While it may be intuitive, we have the responsibility to demonstrate, through carefully designed prospective randomized trials, the benefit of early intervention. This is particularly relevant as early intervention in cancers have not consistently translated to survival improvements. Clearly, there are several sets of data that point towards high likelihood of success for this approach. Genomic studies have shown increasing genetic complexity with disease progression and, coupled with the clonal evolution seen in the disease, an early intense intervention may have a better chance at eradicating the culprit clone. Intervention in conditions such as light chain amyloidosis, where the clone is typically small, have led to better long-term control of the clone compared with the results seen in myeloma. The concern is always whether we may end up harming the patients. The first randomized trial in this setting, which involved treating high-risk patients with SMM with lenalidomide and dexamethasone, did in fact demonstrate improved survival.6 While the diagnostic approach for these patients was lacking in advanced imaging and may have included patients with active disease, it did allay concerns that we may be harming patients by early intervention.
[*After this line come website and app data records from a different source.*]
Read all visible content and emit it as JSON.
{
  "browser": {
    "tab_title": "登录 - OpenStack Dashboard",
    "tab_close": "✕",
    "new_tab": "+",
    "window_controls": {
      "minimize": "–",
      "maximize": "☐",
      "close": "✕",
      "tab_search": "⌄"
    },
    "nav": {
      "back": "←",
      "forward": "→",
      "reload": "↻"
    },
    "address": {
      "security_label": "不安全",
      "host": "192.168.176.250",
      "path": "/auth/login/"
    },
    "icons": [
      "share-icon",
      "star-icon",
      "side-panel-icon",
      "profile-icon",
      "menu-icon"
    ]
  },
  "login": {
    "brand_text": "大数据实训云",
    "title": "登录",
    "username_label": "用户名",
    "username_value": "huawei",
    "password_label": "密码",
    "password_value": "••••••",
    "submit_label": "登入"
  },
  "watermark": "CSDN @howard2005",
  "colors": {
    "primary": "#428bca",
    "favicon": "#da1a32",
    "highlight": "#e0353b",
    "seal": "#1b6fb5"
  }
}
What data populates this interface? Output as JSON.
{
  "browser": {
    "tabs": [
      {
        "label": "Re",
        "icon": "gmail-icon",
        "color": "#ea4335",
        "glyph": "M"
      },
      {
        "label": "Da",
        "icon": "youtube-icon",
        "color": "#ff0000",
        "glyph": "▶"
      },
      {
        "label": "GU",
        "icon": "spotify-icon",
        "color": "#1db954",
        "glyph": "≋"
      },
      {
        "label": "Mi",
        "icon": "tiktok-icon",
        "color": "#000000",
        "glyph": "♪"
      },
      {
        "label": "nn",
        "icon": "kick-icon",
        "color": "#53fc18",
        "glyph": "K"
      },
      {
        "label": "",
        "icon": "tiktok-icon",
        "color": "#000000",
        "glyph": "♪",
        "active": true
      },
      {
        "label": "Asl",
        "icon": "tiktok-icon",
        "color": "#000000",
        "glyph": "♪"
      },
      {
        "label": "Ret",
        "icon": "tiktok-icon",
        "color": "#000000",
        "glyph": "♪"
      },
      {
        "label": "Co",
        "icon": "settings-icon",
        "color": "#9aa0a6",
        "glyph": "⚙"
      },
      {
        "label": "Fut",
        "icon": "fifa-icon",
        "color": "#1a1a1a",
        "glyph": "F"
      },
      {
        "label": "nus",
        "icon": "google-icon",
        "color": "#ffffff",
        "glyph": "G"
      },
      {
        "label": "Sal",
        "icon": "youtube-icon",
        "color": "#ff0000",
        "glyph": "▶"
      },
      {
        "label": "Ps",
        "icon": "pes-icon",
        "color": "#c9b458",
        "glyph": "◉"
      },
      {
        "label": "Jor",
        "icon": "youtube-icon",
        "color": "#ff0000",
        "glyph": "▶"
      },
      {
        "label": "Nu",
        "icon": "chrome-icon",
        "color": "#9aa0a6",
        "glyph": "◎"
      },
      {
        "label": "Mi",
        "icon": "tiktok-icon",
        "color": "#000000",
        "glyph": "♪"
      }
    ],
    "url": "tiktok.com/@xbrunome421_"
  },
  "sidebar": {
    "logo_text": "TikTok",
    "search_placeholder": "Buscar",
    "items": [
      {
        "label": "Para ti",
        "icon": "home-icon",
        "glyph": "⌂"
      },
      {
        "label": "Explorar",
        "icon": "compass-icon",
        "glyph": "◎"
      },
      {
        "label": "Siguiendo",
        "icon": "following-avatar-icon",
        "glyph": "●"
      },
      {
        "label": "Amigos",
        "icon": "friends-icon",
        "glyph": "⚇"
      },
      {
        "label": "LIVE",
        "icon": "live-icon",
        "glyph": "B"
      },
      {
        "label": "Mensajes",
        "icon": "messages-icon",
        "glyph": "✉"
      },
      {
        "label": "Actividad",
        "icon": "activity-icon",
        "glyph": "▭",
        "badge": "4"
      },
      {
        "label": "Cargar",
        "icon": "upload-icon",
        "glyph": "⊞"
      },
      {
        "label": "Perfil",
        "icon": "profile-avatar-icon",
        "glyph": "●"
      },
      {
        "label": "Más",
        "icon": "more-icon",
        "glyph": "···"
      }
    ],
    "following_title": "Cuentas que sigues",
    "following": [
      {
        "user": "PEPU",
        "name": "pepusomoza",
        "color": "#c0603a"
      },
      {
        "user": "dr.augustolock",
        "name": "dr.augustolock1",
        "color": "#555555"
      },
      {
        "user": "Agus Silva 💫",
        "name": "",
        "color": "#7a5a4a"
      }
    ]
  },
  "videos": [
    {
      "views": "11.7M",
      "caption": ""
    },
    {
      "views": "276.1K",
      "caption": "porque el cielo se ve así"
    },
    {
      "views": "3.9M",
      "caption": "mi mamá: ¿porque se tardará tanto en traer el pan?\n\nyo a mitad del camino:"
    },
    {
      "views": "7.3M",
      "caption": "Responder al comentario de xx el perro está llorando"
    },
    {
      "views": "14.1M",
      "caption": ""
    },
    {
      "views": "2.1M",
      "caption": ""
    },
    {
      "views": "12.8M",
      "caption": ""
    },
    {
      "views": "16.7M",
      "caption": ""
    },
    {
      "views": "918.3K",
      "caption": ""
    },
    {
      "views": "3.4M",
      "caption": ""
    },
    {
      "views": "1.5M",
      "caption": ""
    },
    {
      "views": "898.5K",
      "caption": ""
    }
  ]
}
This has led to the development of several single arm and phase III trials examining the concept of early intervention in MM. Broadly, these have taken two different strategies. One is to use conventional treatment approaches with less intensity and a lower-risk profile, and administer them for a long period of time to halt or slow progression. This alternate approach has been to give intense therapy for a limited period with the goal of eradicating the underlying clone and potentially "cure" the disease. Well-designed correlative studies examining the changes in the tumor cell and the tumor microenvironment during the course of these interventions provide us with valuable information regarding the disease biology and evolutionary changes, which can further expand the field. Clearly, we are looking at the dawn of a new era in the management of myeloma that may finally bring us the bragging rights of being able to cure the disease.